  • Deploy an entire application with components like networking, storage, and compute as a single unit without worrying about dependencies. A stack configuration describes a full unit of infrastructure as code and can be handed to users who don’t have advanced Terraform experience, allowing them to easily stand up a complex infrastructure deployment with a single action.
  • Deploy across multiple regions, availability zones, and cloud provider accounts without duplicating effort/code. Deployments in a stack let you define multiple instances of the same configuration without needing to copy and paste configurations, or manage configurations separately. When a change is made to the stack configuration, it can be rolled out across all, some, or none of the deployments in a stack.

How do I use a Terraform stack?

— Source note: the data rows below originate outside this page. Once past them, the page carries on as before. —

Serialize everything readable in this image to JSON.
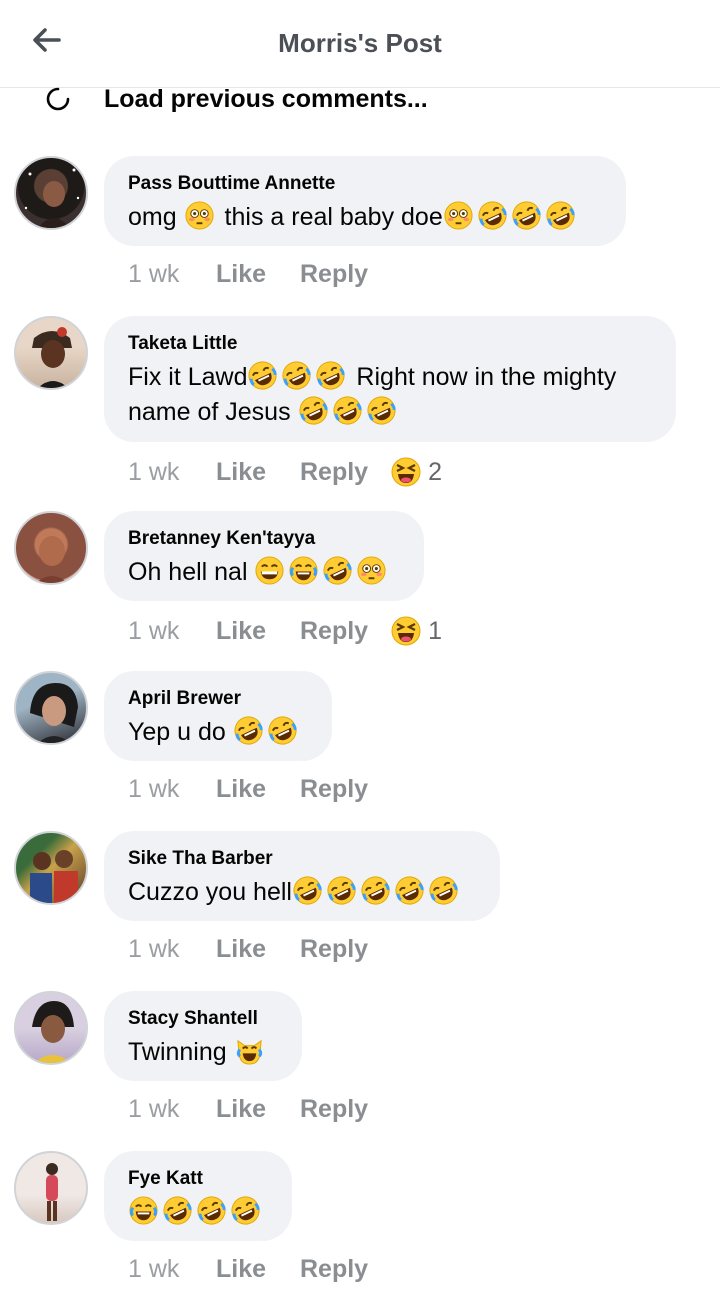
{
  "header": {
    "title": "Morris's Post",
    "back_icon": "back-arrow-icon"
  },
  "load_previous": {
    "label": "Load previous comments..."
  },
  "actions": {
    "like_label": "Like",
    "reply_label": "Reply"
  },
  "comments": [
    {
      "author": "Pass Bouttime Annette",
      "lines": [
        "omg  this a real baby doe"
      ],
      "time": "1 wk",
      "reaction_count": null
    },
    {
      "author": "Taketa Little",
      "lines": [
        "Fix  it Lawd   Right now in the mighty",
        "name of Jesus"
      ],
      "time": "1 wk",
      "reaction_count": "2"
    },
    {
      "author": "Bretanney Ken'tayya",
      "lines": [
        "Oh hell nal"
      ],
      "time": "1 wk",
      "reaction_count": "1"
    },
    {
      "author": "April Brewer",
      "lines": [
        "Yep u do"
      ],
      "time": "1 wk",
      "reaction_count": null
    },
    {
      "author": "Sike Tha Barber",
      "lines": [
        "Cuzzo you hell"
      ],
      "time": "1 wk",
      "reaction_count": null
    },
    {
      "author": "Stacy Shantell",
      "lines": [
        "Twinning"
      ],
      "time": "1 wk",
      "reaction_count": null
    },
    {
      "author": "Fye Katt",
      "lines": [
        ""
      ],
      "time": "1 wk",
      "reaction_count": null
    }
  ],
  "colors": {
    "bubble": "#f0f2f5",
    "meta": "#8a8d91",
    "emoji": "#ffcc33"
  }
}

Stacks introduce a new configuration layer, which sits on top of Terraform modules and is written as code.


The first part of this configuration layer, declared with a .tfstack.hcl file extension, tells Terraform what infrastructure, or components, should be part of the stack. You can compose and deploy multiple modules that share a lifecycle together using what are called components in a stack. Add a component block to this configuration for every module you'd like to include in the stack. You don’t need to rewrite any modules since components can simply leverage your existing ones.


The second part of this configuration layer, which uses a .tfdeploy.hcl file extension, tells Terraform where and how many times to deploy the infrastructure in the stack. For each instance of the infrastructure, you add a deployment block with the appropriate input values and Terraform will take care of repeating that infrastructure for you. When a new version of the stack configuration is available, plans are initiated for each deployment in the stack. Once the plan is complete, you can approve the change in all, some, or none of the deployments in the stack.


Consider an example of deploying three Kubernetes clusters, each with one or more namespaces, into three different geographies. In a stack, you would use one component to reference a module for deploying the Kubernetes cluster and another component for a module that creates a namespace in it. In order to repeat this Kubernetes cluster across three geographies, you would simply define a deployment for each geography and pass in the appropriate inputs for each, such as region identifiers.

If you decided to add a new namespace to each of your Kubernetes clusters, it would result in plans queued across all three geographies. To test this change before propagating it to multiple geographies, you could add the namespace to the US geo first. After validating everything worked as expected, you could approve the change in the Europe geo next. You have the option to save the plan in the Asia geo for later. Having changes that are not applied in one or more deployments does not prevent new changes that are made to the stack from being planned.

What’s next for Terraform stacks?

At HashiConf 2023, we announced the Terraform Cloud private preview of stacks to generate early hands-on feedback and ensure that we develop stacks in tune with what our users need.

While our initial private preview is limited to Terraform Cloud, certain stacks functionality will be incorporated in upcoming releases of the Community edition of Terraform. As we get closer to general availability of stacks, we'll be adding stacks in Terraform Enterprise. Workspaces will continue to have their use cases and Terraform will continue to work with both workspaces and stacks.

We hope you’re as excited about stacks as we are, and appreciate your support as we transform how organizations use Terraform to further simplify infrastructure provisioning and management at scale.

from HashiCorp Blog